Kamaishi struggled to find a substitute for defense production. It recruited various metal-working enterprises. Some stayed, but others left because the location was too far from regular supply networks. The small harbor was thought to have container-ship potential, but it never developed into the kind of terminal that some of the city fathers had envisioned. The day I visited it was quiet and empty of ships.
In 2010, Foreign Policy Magazine used Kamaishi as an exemplar of what it thought ailed Japan’s economy, especially the propensity to spend billions of yen on unneeded and ultimately useless public works projects, including Kamaishi’s famous city breakwater.
Has Kamaishi's story changed since then? One element of the town’s new reconstruction plan involves a request for funds to build a rugby stadium. With the once formidable Kamaishi Nippon Steel Rugby team long gone, one has to wonder who would play there.

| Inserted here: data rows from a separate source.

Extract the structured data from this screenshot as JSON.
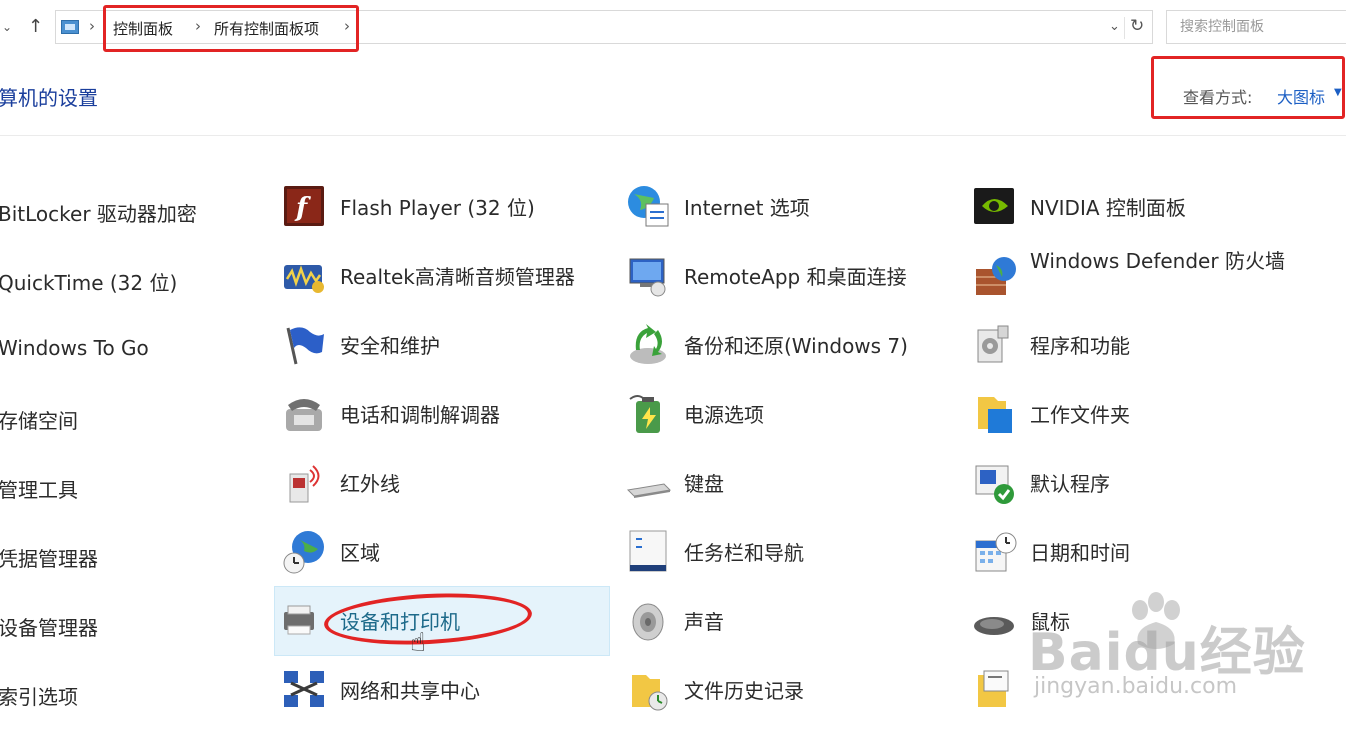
{
  "breadcrumb": [
    "控制面板",
    "所有控制面板项"
  ],
  "search": {
    "placeholder": "搜索控制面板"
  },
  "header": {
    "title": "算机的设置",
    "view_label": "查看方式:",
    "view_value": "大图标"
  },
  "items": [
    [
      "BitLocker 驱动器加密",
      "QuickTime (32 位)",
      "Windows To Go",
      "存储空间",
      "管理工具",
      "凭据管理器",
      "设备管理器",
      "索引选项"
    ],
    [
      "Flash Player (32 位)",
      "Realtek高清晰音频管理器",
      "安全和维护",
      "电话和调制解调器",
      "红外线",
      "区域",
      "设备和打印机",
      "网络和共享中心"
    ],
    [
      "Internet 选项",
      "RemoteApp 和桌面连接",
      "备份和还原(Windows 7)",
      "电源选项",
      "键盘",
      "任务栏和导航",
      "声音",
      "文件历史记录"
    ],
    [
      "NVIDIA 控制面板",
      "Windows Defender 防火墙",
      "程序和功能",
      "工作文件夹",
      "默认程序",
      "日期和时间",
      "鼠标",
      ""
    ]
  ],
  "watermark": {
    "logo": "Baidu经验",
    "url": "jingyan.baidu.com"
  },
  "colors": {
    "accent": "#1a3e9c",
    "highlight": "#e22424",
    "hover": "#e5f3fb"
  }
}
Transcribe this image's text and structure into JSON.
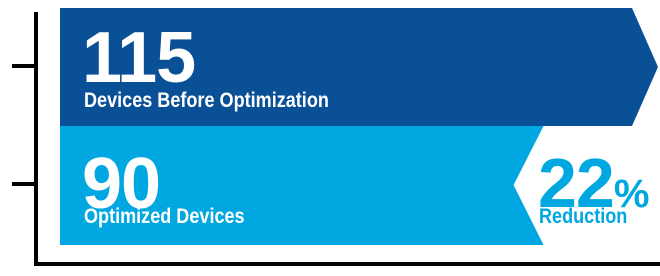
{
  "chart_data": {
    "type": "bar",
    "categories": [
      "Devices Before Optimization",
      "Optimized Devices"
    ],
    "values": [
      115,
      90
    ],
    "value_labels": [
      "115",
      "90"
    ],
    "reduction": {
      "value": "22",
      "unit": "%",
      "label": "Reduction"
    },
    "colors": {
      "before": "#0a5096",
      "after": "#00a7e1",
      "axis": "#000000",
      "reduction_text": "#00a7e1"
    },
    "grid": false,
    "legend": "none"
  }
}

Todd Crowell is a Tokyo-based journalist.
Flickr photo by Master Sgt. Jeremy Lock, 1st Combat Camera Squadron 1. Posted by DVIDSHUB: "Petzel, a search and rescue dog with the Fairfax County, Va., Task Force 1 Urban Search and Rescue team waits for his master before heading out to search structures and debris on March 17, 2011, in Unosumai, Japan. A 9.0 earthquake hit Japan on March 11 that caused a tsunami that destroyed anything in its path." Related Photos: dvidshub.net/r/sojri7.